In Richard Selzer’s book Mortal Lessons: Notes on the Art of Surgery, he describes a surgical procedure on a young woman whose tumor in her cheek required that he cut a nerve, leaving her mouth deformed. When she asked him if her mouth would always be deformed, he said it couldn’t be fixed. The woman’s husband in the room said, “I think it’s kind of cute.” Then he bent over to kiss his wife’s crooked mouth, twisting his own lips to accommodate to hers . . . to show that the kiss still worked. Selzer writes that it was a bold encounter with God. It was.
Everybody knows that God is “large and in charge,” as Pete Alwinson puts it. If God doesn’t scare you, you haven’t understood. That is a part of human DNA and the appropriate reaction to a “knowing” built into the human psyche. Those who deny that fact deny something very human and normal. According to the Psalmist (Psalm 14:1), it is the denial of a fool. R.C. Sproul, contrary to Freud, said quite accurately that those who deny God are abnormal, reflecting something like childhood trauma. Everybody, except fools and neurotics, knows that we don’t trifle with God. Because of that, throughout recorded history, human beings have worked to please the sovereign, creator God they knew was in control . . . and not happy. Some have even, to placate him, sacrificed their firstborn.
Then God came! No thunder and bolts of lightning (that would have surprised no one). No legions of armed angels coming to bring Justice to sinful human beings (down deep, we know, fear, and expect God’s Justice). What’s that I hear? The angels aren’t wielding swords but singing. There’s no thunder and lightning but a baby’s cry. “And you shall call his name Jesus, for he will save his people from their sins” (Matthew 1:21).
Christmas is an incredible, amazing, unbelievable, profound, exciting, and powerful revelation of a sovereign God who loves, forgives, and accepts his people. It is the world’s most unusual demonstration of adaptation. And that’s why there are Christmas parties for those who have understood. Parties are appropriate, celebrations are called for, and dancing and singing are the order of the day. It is God’s amazing adaptation to the people he loves.
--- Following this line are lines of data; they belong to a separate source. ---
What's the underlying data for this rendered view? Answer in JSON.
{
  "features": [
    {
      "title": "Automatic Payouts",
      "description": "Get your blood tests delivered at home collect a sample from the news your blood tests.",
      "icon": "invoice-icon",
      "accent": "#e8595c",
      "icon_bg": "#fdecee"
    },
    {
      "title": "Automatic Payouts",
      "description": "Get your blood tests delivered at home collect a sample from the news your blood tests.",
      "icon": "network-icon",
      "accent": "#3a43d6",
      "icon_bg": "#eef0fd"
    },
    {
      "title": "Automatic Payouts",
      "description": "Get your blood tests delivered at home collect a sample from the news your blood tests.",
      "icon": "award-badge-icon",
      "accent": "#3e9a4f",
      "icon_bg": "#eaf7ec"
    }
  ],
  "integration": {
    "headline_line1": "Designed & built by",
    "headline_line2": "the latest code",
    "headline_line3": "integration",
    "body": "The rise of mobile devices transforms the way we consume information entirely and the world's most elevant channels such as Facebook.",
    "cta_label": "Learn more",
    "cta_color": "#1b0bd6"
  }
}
But there is a sad note. So many have forgotten the reason for the celebration. So many have Christmas parties without knowing why; it is, in effect, a celebration about a celebration. So many have felt warm and fuzzy with Christmas thoughts but without any ultimate meaning. There is probably no other time when people are so open to what Christmas is all about. It’s about being forgiven, loved, and accepted and living forever. And so many don’t know that.
So, what do we do? Adaptation. That’s called witnessing, putting a name to the hope in every heart. And that requires adaptation. Paul wrote in 1 Corinthians 9:21-23, “To those outside the law I became as one outside the law (not being outside the law of God but under the law of Christ) that I might win those outside the law. To the weak I became weak, that I might win the weak. I have become all things to all people, that by all means I might save some. I do it all for the sake of the gospel, that I may share with them in its blessings.” That adaptation. It’s taking our cue from God—identifying with other needy and flawed sinners and doing it with such honesty that they respond, “You, too?”
Merry Christmas, but don’t forget about them.
He asked me to remind you.